▶ [Extracted entries]

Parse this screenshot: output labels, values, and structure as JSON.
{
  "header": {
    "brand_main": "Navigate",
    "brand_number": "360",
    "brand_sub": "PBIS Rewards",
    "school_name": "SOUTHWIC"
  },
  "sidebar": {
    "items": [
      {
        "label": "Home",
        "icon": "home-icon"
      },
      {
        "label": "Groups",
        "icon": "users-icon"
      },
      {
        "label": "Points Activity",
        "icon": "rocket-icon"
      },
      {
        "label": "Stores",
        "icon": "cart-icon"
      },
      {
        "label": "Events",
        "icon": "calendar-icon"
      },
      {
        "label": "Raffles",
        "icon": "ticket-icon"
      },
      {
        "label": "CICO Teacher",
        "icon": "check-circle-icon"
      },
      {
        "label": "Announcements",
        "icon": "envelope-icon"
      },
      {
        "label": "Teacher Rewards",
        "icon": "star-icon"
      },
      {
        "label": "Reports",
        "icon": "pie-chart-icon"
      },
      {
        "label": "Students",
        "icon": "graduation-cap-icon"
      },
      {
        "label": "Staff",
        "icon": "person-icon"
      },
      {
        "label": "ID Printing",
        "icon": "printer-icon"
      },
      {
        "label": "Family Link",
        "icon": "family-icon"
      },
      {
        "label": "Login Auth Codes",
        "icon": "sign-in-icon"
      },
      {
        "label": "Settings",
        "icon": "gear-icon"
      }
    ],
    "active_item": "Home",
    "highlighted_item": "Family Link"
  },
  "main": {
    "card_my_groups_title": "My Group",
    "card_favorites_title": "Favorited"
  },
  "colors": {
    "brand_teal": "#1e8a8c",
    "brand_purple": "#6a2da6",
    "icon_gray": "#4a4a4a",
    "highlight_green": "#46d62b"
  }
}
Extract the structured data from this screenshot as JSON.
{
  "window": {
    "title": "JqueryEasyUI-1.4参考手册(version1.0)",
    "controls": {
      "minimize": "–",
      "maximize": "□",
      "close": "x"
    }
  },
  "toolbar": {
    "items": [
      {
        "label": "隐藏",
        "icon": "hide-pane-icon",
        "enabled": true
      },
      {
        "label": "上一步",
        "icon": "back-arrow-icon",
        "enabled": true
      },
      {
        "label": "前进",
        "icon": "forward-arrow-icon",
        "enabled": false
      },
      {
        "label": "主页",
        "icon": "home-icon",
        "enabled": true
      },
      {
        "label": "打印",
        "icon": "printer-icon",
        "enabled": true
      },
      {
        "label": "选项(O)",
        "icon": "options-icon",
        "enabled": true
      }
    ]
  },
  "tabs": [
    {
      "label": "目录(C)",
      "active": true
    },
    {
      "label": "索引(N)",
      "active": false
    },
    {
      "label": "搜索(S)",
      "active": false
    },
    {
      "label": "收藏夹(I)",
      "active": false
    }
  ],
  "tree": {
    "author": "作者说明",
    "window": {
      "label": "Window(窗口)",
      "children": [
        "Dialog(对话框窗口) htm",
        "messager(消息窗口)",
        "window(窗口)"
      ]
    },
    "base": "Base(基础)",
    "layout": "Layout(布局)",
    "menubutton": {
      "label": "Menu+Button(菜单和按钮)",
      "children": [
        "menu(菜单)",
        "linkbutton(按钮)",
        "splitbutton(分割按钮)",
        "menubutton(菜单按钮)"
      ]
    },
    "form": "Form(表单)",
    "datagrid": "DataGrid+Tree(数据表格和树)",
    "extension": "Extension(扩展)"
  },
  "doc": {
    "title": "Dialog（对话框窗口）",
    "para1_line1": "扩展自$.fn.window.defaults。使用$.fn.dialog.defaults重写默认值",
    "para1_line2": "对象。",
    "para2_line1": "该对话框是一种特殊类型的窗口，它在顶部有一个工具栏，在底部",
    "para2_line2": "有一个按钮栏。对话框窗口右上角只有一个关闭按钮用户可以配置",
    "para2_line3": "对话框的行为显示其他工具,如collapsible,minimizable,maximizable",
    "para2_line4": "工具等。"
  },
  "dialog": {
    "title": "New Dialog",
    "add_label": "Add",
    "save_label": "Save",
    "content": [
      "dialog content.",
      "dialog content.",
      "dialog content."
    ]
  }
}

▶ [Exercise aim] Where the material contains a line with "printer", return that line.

▶ [Task solution]
        "icon": "printer-icon"
        "icon": "printer-icon",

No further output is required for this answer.